Feathers are epidermal appendages comprising mostly corneous Î-proteins (formerly Î-keratins), and are characteristic of birds today.
There are close connections in terms of genomic regulation between numerous regularly arrayed structures in the epidermis, including denticles in sharks, dermal scales in teleost fish, epidermal scales in reptiles, feathers in birds, and hairs in mammals.
The discovery that genes specific to the production of feathers evolved at the base of Archosauria rather than the base of Aves or Avialae (birds) is matched by fossil evidence that feathers were widespread among dinosaurs and pterosaurs, the flying reptiles.
This suggests that feathers arose first, as simple monofilaments, probably for insulation in the archosaurian ancestors of birds and dinosaurs during the Early Triassic, a time when land vertebrates were speeding up in terms of physiology, with erect gaits and endothermy.
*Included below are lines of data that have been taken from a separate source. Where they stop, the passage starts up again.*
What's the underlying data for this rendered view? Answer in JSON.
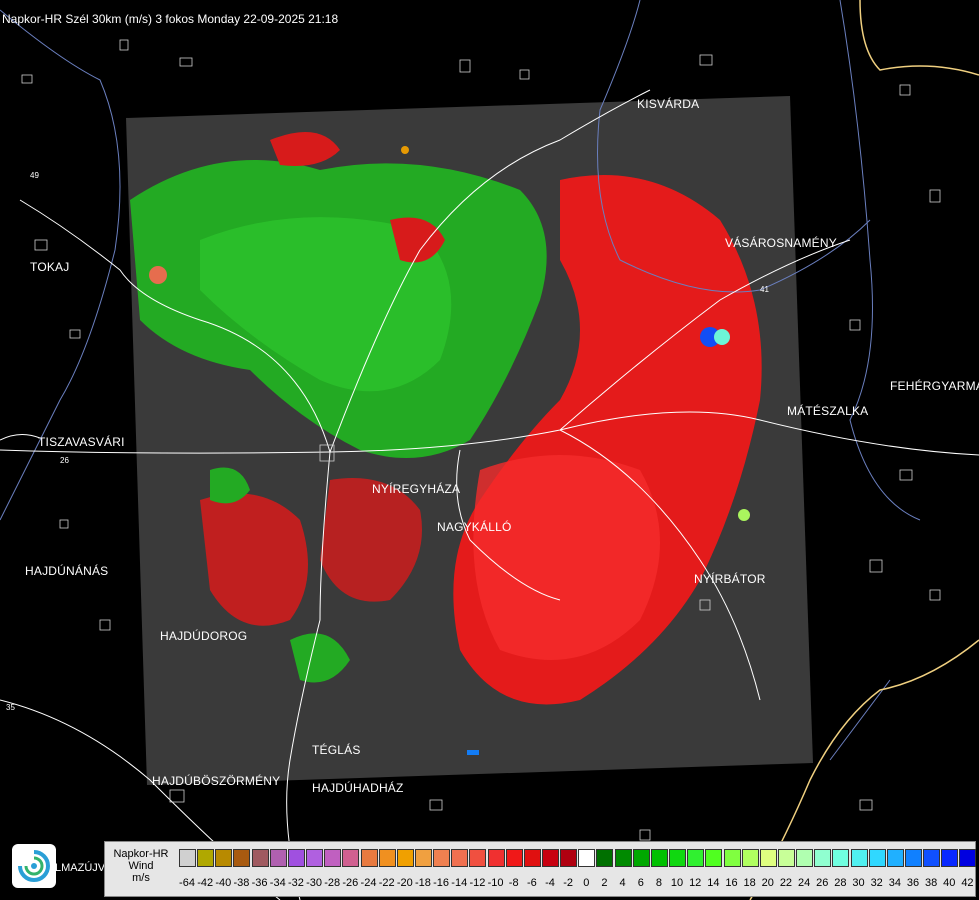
{
  "header": {
    "title": "Napkor-HR Szél 30km (m/s) 3 fokos Monday 22-09-2025 21:18"
  },
  "cities": [
    {
      "id": "kisvarda",
      "name": "KISVÁRDA"
    },
    {
      "id": "tokaj",
      "name": "TOKAJ"
    },
    {
      "id": "vasarosnameny",
      "name": "VÁSÁROSNAMÉNY"
    },
    {
      "id": "fehergyarmat",
      "name": "FEHÉRGYARMA"
    },
    {
      "id": "mateszalka",
      "name": "MÁTÉSZALKA"
    },
    {
      "id": "tiszavasvari",
      "name": "TISZAVASVÁRI"
    },
    {
      "id": "nyiregyhaza",
      "name": "NYÍREGYHÁZA"
    },
    {
      "id": "nagykallo",
      "name": "NAGYKÁLLÓ"
    },
    {
      "id": "hajdunanas",
      "name": "HAJDÚNÁNÁS"
    },
    {
      "id": "nyirbator",
      "name": "NYÍRBÁTOR"
    },
    {
      "id": "hajdudorog",
      "name": "HAJDÚDOROG"
    },
    {
      "id": "teglas",
      "name": "TÉGLÁS"
    },
    {
      "id": "hajduboszormeny",
      "name": "HAJDÚBÖSZÖRMÉNY"
    },
    {
      "id": "hajduhadhaz",
      "name": "HAJDÚHADHÁZ"
    },
    {
      "id": "hajdusamson",
      "name": "LMAZÚJVÁR"
    }
  ],
  "roads": [
    "26",
    "35",
    "41",
    "49"
  ],
  "legend": {
    "label_lines": [
      "Napkor-HR",
      "Wind",
      "m/s"
    ],
    "ticks": [
      "-64",
      "-42",
      "-40",
      "-38",
      "-36",
      "-34",
      "-32",
      "-30",
      "-28",
      "-26",
      "-24",
      "-22",
      "-20",
      "-18",
      "-16",
      "-14",
      "-12",
      "-10",
      "-8",
      "-6",
      "-4",
      "-2",
      "0",
      "2",
      "4",
      "6",
      "8",
      "10",
      "12",
      "14",
      "16",
      "18",
      "20",
      "22",
      "24",
      "26",
      "28",
      "30",
      "32",
      "34",
      "36",
      "38",
      "40",
      "42"
    ],
    "colors": [
      "#d0d0d0",
      "#b0a800",
      "#b88a00",
      "#a85a10",
      "#a05a60",
      "#b060b0",
      "#a050e0",
      "#b060e0",
      "#c060c0",
      "#d06090",
      "#e87a40",
      "#f09020",
      "#f0a000",
      "#f0a040",
      "#f08050",
      "#f07050",
      "#f05040",
      "#f03030",
      "#f01818",
      "#e01010",
      "#c80010",
      "#b00010",
      "#ffffff",
      "#007000",
      "#008a00",
      "#00a800",
      "#00c000",
      "#10d810",
      "#30f030",
      "#50ff20",
      "#80ff40",
      "#b0ff60",
      "#e0ff80",
      "#c8ff98",
      "#b0ffb0",
      "#90ffd0",
      "#70ffe0",
      "#50f0f0",
      "#30d8ff",
      "#20b0ff",
      "#1080ff",
      "#1050ff",
      "#0828ff",
      "#0000e0"
    ]
  },
  "colors": {
    "bg": "#000000",
    "radar_bg": "#3a3a3a",
    "outflow": "#ff1a1a",
    "inflow": "#22cc22",
    "river": "#6a7fbf",
    "border": "#f0d080"
  }
}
Feathers have long been regarded as the innovation that drove the success of birds. However, feathers have been reported from close dinosaurian relatives of birds, and now from ornithischian dinosaurs and pterosaurs, the cousins of dinosaurs. Incomplete preservation makes these reports controversial. If true, these findings shift the origin of feathers back 80 million years before the origin of birds. Gene regulatory networks show the deep homology of scales, feathers, and hairs. Hair and feathers likely evolved in the Early Triassic ancestors of mammals and birds, at a time when synapsids and archosaurs show independent evidence of higher metabolic rates (erect gait and endothermy), as part of a major resetting of terrestrial ecosystems following the devastating end-Permian mass extinction.
In a recent paper, the contention that spinosaurine theropods were semi-aquatic was supported by Arden et al., (2018) and they provided a hypothetical sequence of acquisition of traits that had evolved in line with this lifestyle. However, we find that the presented traits were either loosely defined and / or are clearly distinct from those traits seen in extant animals with adaptations to life in water. Some spinosaurs may have spent extensive time in water, but the data to support this is currently insufficient and other hypotheses for their behaviour also fit the available data.